(Beginning of Dataset excerpts)

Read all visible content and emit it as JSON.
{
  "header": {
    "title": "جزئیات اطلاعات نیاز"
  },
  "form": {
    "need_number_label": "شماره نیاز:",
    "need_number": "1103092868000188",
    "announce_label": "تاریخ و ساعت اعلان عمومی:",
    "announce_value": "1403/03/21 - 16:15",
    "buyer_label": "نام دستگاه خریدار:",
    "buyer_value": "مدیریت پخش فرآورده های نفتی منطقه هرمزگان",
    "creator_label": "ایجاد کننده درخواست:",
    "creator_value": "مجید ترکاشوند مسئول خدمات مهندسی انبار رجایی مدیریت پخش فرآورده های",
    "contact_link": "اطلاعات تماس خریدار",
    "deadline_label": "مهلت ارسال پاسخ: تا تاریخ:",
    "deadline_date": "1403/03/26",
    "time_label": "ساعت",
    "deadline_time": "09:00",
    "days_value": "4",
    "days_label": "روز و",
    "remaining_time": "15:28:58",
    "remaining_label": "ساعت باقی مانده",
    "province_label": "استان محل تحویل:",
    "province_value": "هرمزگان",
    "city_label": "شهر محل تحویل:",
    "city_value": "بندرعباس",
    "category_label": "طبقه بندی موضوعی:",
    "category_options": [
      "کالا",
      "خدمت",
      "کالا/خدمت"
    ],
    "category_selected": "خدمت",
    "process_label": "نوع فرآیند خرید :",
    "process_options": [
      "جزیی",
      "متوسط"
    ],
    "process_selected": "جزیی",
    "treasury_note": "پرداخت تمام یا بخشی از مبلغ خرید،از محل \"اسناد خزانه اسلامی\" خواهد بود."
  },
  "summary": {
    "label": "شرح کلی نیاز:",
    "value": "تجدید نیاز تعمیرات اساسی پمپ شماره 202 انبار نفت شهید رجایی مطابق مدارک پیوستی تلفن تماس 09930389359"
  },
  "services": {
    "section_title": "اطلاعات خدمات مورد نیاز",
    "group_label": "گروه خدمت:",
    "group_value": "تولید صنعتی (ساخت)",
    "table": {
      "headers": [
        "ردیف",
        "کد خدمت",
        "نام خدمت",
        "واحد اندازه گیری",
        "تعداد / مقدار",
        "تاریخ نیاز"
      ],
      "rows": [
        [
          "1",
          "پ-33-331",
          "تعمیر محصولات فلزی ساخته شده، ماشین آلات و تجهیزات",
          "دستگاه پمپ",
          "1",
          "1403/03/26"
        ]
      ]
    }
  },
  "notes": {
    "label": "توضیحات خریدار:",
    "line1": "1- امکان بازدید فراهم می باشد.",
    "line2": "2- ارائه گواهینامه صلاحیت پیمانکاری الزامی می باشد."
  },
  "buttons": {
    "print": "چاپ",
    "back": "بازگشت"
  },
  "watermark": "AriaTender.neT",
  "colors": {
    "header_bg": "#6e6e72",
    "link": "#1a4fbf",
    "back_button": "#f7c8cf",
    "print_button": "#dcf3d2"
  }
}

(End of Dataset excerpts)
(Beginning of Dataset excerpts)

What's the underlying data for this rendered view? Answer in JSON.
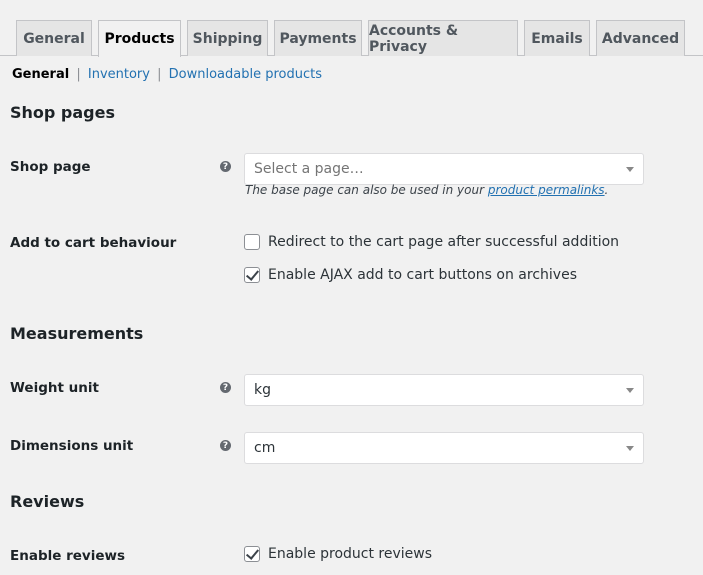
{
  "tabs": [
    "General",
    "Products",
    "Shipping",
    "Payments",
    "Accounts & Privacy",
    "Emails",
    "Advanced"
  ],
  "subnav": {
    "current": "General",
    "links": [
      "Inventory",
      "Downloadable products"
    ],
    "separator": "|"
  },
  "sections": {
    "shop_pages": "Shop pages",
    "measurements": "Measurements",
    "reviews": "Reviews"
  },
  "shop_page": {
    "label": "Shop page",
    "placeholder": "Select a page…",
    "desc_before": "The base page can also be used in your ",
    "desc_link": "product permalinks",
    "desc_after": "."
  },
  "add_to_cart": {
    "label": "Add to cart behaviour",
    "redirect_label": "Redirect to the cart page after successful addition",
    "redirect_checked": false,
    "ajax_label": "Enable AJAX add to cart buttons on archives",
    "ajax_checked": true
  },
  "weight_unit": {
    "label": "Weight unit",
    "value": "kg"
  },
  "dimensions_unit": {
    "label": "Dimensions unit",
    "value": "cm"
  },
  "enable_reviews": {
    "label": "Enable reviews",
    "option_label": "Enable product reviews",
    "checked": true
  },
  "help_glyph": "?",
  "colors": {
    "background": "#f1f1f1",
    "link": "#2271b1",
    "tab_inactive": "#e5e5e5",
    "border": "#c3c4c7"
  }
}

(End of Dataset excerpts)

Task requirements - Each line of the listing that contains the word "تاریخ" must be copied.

Response to this exercise -
    "announce_label": "تاریخ و ساعت اعلان عمومی:",
    "deadline_label": "مهلت ارسال پاسخ: تا تاریخ:",
        "تاریخ نیاز"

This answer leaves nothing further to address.